Where does the word "JSON" occur in the material? Copy each line that has it.

#### Dataset:
• • • • • • •
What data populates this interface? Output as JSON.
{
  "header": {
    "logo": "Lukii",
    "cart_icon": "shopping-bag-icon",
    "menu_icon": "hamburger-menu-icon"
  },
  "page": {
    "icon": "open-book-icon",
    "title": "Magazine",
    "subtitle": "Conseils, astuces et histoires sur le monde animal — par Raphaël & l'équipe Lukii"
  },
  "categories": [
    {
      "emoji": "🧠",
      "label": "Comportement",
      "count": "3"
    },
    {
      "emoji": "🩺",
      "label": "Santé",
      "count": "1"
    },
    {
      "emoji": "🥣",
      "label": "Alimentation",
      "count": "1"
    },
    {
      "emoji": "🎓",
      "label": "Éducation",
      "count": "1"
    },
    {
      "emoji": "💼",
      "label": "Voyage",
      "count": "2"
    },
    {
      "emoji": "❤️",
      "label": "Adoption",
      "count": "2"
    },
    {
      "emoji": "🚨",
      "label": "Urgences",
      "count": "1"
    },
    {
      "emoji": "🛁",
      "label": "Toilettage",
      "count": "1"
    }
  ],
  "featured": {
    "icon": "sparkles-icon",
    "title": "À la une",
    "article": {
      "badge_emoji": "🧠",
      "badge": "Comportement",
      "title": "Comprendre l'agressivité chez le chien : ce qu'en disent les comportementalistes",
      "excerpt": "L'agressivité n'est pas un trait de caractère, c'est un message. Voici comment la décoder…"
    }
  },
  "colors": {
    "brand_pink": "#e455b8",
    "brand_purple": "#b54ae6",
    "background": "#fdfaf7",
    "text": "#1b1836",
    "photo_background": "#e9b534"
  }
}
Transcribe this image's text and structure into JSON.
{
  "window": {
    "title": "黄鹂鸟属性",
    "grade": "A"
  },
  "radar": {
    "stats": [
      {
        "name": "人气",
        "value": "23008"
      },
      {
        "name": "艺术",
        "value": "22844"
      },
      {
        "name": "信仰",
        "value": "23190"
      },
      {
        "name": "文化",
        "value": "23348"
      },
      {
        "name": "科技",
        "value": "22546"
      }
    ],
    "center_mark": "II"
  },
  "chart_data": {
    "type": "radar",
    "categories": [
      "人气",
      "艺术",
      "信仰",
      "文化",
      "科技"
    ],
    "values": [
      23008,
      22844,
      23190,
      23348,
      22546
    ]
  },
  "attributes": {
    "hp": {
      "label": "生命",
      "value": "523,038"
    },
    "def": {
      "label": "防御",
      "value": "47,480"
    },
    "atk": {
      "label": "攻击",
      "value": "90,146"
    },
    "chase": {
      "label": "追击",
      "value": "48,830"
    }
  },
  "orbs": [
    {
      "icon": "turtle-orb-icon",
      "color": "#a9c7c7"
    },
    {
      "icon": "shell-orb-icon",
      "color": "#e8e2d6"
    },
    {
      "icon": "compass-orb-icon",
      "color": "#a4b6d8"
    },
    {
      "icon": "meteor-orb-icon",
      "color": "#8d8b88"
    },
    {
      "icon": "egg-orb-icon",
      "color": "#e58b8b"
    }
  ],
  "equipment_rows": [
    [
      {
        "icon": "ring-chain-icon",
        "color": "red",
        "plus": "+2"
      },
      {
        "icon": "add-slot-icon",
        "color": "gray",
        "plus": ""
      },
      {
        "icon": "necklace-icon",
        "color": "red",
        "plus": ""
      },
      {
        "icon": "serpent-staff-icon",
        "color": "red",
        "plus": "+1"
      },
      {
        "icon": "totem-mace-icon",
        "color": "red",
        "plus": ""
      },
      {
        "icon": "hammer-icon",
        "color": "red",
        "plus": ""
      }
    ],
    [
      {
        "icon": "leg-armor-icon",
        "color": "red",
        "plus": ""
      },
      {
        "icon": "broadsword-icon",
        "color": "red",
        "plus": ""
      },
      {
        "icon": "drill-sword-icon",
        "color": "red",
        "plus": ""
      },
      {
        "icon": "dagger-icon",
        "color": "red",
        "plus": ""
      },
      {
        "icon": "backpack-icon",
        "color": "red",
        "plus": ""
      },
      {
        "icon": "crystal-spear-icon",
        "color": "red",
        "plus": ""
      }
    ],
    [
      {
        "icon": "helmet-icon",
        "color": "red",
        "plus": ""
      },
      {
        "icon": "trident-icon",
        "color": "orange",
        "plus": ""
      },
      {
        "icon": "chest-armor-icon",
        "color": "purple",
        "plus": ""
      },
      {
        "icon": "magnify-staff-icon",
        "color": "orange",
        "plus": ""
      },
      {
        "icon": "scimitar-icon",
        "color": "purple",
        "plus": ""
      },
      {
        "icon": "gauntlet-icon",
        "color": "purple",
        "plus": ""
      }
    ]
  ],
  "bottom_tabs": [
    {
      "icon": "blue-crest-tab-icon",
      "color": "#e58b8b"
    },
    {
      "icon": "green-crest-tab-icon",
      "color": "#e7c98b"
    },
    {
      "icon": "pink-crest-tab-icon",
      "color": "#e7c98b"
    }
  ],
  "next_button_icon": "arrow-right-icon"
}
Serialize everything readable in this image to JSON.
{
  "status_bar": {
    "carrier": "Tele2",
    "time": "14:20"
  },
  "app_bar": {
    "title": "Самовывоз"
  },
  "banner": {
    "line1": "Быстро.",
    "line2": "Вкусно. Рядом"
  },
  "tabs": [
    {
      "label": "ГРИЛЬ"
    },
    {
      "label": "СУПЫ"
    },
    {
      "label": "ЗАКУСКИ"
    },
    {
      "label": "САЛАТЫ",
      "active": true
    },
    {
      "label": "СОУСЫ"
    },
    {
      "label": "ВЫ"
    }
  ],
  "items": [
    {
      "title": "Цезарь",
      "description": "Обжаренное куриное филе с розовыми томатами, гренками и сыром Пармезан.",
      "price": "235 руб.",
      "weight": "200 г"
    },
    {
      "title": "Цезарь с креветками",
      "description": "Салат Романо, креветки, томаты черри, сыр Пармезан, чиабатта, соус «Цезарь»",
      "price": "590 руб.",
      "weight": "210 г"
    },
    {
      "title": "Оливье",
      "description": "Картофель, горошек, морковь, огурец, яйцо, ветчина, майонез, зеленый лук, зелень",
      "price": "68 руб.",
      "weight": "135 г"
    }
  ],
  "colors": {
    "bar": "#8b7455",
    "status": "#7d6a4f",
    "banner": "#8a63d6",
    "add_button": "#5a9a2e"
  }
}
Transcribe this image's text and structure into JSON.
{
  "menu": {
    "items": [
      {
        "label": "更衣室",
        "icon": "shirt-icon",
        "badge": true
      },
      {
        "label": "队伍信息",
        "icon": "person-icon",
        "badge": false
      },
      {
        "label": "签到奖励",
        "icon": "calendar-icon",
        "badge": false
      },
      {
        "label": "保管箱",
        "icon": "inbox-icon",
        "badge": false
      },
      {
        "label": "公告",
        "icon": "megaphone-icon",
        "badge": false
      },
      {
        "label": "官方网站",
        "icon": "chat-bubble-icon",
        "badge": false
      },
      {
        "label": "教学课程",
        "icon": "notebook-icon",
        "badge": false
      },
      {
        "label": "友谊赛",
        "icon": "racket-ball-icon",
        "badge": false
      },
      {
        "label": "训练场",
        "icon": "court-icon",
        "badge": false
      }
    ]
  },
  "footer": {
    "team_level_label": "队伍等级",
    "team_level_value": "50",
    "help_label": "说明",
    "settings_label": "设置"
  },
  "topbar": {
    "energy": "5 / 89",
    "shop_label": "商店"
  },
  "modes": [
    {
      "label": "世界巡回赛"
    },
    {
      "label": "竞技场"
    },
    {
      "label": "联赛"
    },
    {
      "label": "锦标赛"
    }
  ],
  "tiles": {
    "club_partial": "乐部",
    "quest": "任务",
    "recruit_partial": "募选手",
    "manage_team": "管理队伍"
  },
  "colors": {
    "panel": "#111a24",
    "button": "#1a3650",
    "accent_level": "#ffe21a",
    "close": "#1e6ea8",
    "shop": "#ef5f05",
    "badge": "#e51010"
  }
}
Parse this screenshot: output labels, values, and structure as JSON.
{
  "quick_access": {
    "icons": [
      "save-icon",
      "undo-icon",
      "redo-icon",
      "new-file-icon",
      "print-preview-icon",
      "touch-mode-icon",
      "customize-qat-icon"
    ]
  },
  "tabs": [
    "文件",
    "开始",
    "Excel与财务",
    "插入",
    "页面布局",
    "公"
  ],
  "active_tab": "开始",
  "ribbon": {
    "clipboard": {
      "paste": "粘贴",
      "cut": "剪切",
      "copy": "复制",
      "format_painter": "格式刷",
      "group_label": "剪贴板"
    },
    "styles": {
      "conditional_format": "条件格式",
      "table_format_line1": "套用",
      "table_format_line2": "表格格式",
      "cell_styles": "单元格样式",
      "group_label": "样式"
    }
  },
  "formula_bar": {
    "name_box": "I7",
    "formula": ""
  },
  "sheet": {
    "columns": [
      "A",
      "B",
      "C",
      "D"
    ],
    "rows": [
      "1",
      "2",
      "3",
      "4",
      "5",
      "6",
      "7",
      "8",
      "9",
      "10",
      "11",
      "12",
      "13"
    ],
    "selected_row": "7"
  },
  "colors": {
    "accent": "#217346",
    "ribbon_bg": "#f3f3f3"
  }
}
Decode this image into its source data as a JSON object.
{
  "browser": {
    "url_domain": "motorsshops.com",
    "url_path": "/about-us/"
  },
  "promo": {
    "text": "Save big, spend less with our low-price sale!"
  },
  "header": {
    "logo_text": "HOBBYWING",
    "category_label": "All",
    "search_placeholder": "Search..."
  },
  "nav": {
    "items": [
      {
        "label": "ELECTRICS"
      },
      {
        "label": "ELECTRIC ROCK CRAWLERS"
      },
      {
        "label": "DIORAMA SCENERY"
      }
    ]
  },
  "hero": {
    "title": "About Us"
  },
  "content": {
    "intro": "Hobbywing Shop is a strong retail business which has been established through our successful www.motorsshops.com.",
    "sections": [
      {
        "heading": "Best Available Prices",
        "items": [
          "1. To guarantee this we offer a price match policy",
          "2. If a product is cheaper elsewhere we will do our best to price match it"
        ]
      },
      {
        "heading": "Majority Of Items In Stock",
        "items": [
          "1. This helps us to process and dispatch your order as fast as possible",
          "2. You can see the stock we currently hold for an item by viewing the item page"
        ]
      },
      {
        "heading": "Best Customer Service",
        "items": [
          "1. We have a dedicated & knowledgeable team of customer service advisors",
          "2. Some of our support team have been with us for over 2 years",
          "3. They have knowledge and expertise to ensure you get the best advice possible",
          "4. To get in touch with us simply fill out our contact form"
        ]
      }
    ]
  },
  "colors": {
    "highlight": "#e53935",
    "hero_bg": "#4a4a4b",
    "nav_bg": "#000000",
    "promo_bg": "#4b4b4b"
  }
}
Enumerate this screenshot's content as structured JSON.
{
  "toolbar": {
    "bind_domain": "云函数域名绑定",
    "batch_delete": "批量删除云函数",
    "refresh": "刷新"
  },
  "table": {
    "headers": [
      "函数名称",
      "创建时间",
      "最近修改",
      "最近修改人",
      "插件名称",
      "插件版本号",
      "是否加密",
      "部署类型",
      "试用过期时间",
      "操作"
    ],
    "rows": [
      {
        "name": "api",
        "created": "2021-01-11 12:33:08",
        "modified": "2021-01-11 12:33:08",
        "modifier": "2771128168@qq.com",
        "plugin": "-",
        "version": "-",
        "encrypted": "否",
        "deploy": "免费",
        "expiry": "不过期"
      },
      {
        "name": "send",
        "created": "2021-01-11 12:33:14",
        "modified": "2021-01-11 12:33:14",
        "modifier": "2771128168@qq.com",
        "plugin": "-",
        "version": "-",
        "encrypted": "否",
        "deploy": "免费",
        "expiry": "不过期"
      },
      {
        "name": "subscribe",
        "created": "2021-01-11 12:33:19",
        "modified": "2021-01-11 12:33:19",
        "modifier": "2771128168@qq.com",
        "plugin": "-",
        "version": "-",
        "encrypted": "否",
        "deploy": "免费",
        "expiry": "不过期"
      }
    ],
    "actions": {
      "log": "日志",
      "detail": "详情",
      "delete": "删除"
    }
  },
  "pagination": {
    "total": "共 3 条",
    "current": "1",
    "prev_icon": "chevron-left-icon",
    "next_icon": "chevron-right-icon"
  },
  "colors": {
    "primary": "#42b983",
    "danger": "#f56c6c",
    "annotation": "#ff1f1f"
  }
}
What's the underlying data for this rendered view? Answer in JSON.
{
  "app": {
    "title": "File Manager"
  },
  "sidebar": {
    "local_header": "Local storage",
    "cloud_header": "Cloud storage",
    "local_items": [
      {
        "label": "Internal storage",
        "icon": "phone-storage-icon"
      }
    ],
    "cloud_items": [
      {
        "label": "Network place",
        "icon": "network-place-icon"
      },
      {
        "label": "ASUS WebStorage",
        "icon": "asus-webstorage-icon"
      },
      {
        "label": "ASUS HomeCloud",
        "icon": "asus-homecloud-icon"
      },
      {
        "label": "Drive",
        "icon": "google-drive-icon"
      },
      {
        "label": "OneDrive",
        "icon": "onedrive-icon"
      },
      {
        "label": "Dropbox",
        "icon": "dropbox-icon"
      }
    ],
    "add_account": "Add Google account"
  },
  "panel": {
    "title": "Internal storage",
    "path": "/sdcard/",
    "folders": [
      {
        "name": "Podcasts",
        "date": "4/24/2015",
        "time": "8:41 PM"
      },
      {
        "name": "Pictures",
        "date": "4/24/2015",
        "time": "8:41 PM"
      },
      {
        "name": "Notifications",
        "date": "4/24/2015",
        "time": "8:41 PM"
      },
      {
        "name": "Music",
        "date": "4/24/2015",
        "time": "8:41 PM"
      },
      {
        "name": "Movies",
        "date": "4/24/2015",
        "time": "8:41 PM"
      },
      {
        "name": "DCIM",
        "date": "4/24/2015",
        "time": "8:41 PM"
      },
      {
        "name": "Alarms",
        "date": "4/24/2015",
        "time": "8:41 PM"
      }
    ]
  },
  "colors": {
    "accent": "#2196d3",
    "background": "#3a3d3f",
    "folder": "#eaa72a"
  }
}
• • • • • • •
#### Response area:
What data populates this interface? Output as JSON.
Transcribe this image's text and structure into JSON.
Serialize everything readable in this image to JSON.
Transcribe this image's text and structure into JSON.
Parse this screenshot: output labels, values, and structure as JSON.
Decode this image into its source data as a JSON object.
Enumerate this screenshot's content as structured JSON.
What's the underlying data for this rendered view? Answer in JSON.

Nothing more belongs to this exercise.